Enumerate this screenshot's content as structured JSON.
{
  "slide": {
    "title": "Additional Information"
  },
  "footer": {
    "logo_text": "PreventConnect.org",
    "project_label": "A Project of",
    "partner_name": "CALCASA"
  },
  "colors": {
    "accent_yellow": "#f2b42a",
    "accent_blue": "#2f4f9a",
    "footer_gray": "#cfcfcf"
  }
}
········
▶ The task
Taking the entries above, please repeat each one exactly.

▶ Answer area
Enumerate this screenshot's content as structured JSON.
{
  "slide": {
    "title": "Additional Information"
  },
  "footer": {
    "logo_text": "PreventConnect.org",
    "project_label": "A Project of",
    "partner_name": "CALCASA"
  },
  "colors": {
    "accent_yellow": "#f2b42a",
    "accent_blue": "#2f4f9a",
    "footer_gray": "#cfcfcf"
  }
}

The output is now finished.